Lesson #3. Label blogs clearly
Even if you have made it possible for the anti-blog crowd to skip blogs, make sure readers can’t mistake a blog entry for a reported news article or another type of content. LexisNexis’ program clearly identifies the type of source in the search results -- blog, newspaper, magazine, etc. They also allow subscribers to see those results grouped by category.
Lesson #4. Choose a marketing strategy
How you tell readers about new blog content will depend on your goal for adding blogs in the first place. LexisNexis saw them as an enhancement of their search database.
They issued a press release announcing the blog search addition. Then, Hoy and the marketing team focused on training their sales reps to pitch existing customers and prospects on the value of the new content:
- A unique database that combines blogs with traditional media
- A record of blog posts in case bloggers delete their archives
- The ability to track sentiment in the blogosphere about a corporate name, political or legal issue, etc. (more on this later)
Although Hoy doesn’t have data to back up new accounts landed because of the blogs, anecdotal response from customers has been very favorable.
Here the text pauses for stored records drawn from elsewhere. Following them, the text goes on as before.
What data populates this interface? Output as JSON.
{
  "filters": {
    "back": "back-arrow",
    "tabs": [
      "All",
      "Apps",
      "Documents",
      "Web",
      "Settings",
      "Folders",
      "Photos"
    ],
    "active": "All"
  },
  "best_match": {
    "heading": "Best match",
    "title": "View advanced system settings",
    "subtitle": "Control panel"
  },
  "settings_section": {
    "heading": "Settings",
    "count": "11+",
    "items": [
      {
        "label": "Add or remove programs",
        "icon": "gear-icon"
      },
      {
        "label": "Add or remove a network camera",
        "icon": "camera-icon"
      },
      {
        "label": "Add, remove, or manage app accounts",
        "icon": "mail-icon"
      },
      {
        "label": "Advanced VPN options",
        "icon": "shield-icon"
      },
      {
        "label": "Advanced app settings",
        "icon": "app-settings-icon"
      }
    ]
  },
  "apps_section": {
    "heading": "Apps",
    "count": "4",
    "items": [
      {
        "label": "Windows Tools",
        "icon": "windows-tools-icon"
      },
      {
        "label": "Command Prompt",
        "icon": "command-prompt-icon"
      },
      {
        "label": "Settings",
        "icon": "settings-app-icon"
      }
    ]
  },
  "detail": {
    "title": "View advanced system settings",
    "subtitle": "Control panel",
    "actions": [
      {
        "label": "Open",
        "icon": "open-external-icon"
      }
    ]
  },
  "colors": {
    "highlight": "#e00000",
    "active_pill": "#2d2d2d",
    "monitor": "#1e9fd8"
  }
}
Which leads to our next lesson ...
Lesson #5. React to customer feedback
Once customers have a chance to see blogs in the context of your other content, they’ll likely offer thoughts on how to make the product better. LexisNexis customers, especially law firms, have been eager to suggest additional blogs to include in the database.
Hoy has yet to hear the opposite -- to dump a certain blog -- probably because customers can choose whether to search blogs and which results to read. But even a complaint might not get a blog kicked out. “What may be useless to one attorney may be pure gold to another.”
Lesson #6. Consider how blogs fit with other initiatives
Although Hoy’s team initially added blogs to their Lexis and Nexis search databases, they don’t see them as simply another research tool. Blogs play a large role in the company’s push into the reputation management space.
In 2005, the company launched MarketImpact to help customers track how company or product names are perceived in the marketplace and analyze news for industry trends.
In December 2006, they added to this business line with the acquisition of Datops, a European firm that provides similar reputation management tools. Now they are integrating blog posts into these services, to help subscribers see what the blogosphere is saying about their brands.
Legal customers, in particular, have embraced the blog-searching function as a reputation management tool, with one customer using the service to keep track of bloggers’ comments related to an employee’s dismissal. Meanwhile, government agencies search blogs to keep track of public sentiment about key policy issues.
“I’m constantly amazed at the anecdotes we get back from customers about the way they’re using blogs,” Hoy says. “Don’t limit your thinking to within your existing business model and existing customer base.”Useful links related to this article
Newstex LLC - which provides the aggregated blog feed: